App and web page records
______
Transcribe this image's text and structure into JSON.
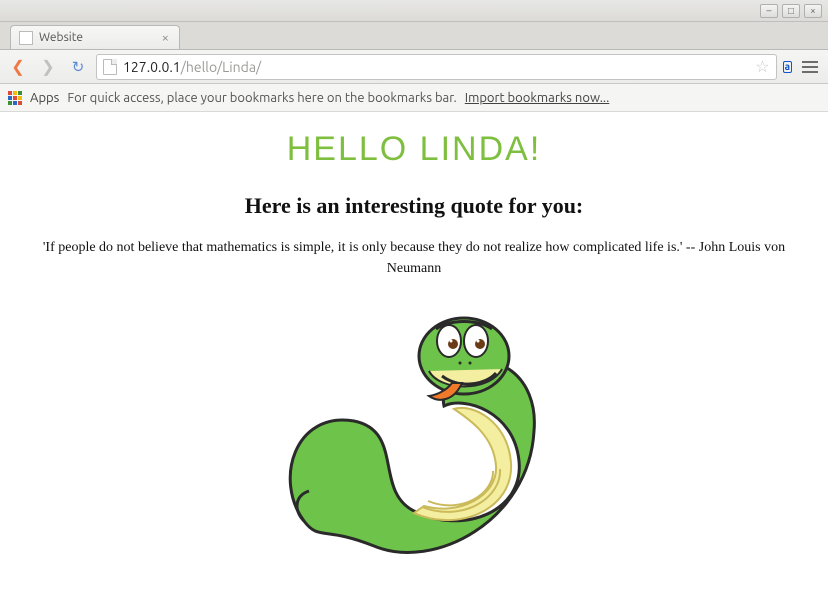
{
  "tab": {
    "title": "Website",
    "close_label": "×"
  },
  "toolbar": {
    "url_host": "127.0.0.1",
    "url_path": "/hello/Linda/"
  },
  "bookmarks_bar": {
    "apps_label": "Apps",
    "hint": "For quick access, place your bookmarks here on the bookmarks bar.",
    "import_label": "Import bookmarks now..."
  },
  "page": {
    "greeting": "Hello Linda!",
    "subheading": "Here is an interesting quote for you:",
    "quote": "'If people do not believe that mathematics is simple, it is only because they do not realize how complicated life is.' -- John Louis von Neumann"
  },
  "window_controls": {
    "min": "–",
    "max": "□",
    "close": "×"
  }
}
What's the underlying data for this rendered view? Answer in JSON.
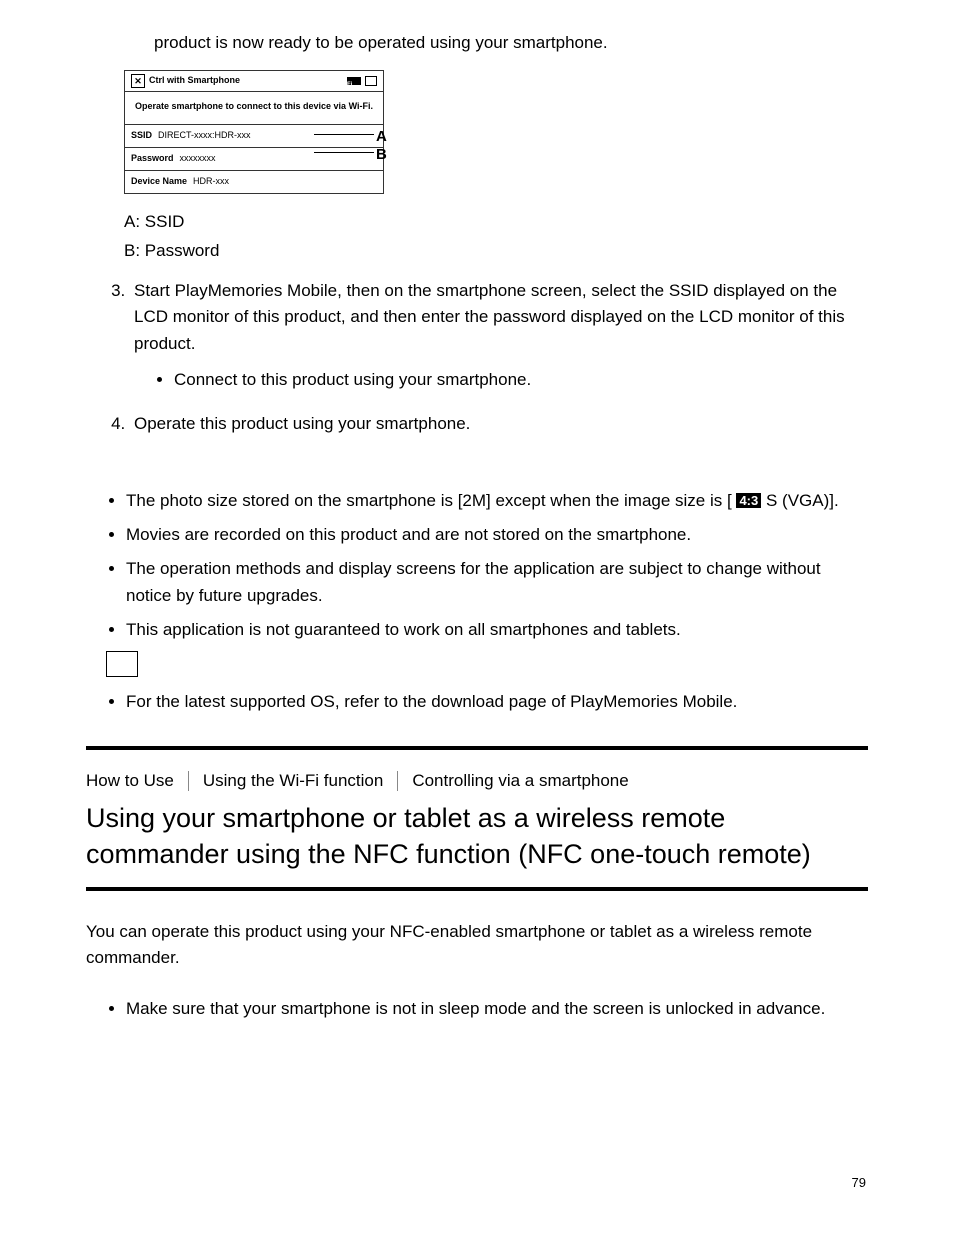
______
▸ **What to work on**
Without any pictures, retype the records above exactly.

▸ **Finished task**
Transcribe this image's text and structure into JSON.
{
  "tab": {
    "title": "Website",
    "close_label": "×"
  },
  "toolbar": {
    "url_host": "127.0.0.1",
    "url_path": "/hello/Linda/"
  },
  "bookmarks_bar": {
    "apps_label": "Apps",
    "hint": "For quick access, place your bookmarks here on the bookmarks bar.",
    "import_label": "Import bookmarks now..."
  },
  "page": {
    "greeting": "Hello Linda!",
    "subheading": "Here is an interesting quote for you:",
    "quote": "'If people do not believe that mathematics is simple, it is only because they do not realize how complicated life is.' -- John Louis von Neumann"
  },
  "window_controls": {
    "min": "–",
    "max": "□",
    "close": "×"
  }
}
What's the underlying data for this rendered view? Answer in JSON.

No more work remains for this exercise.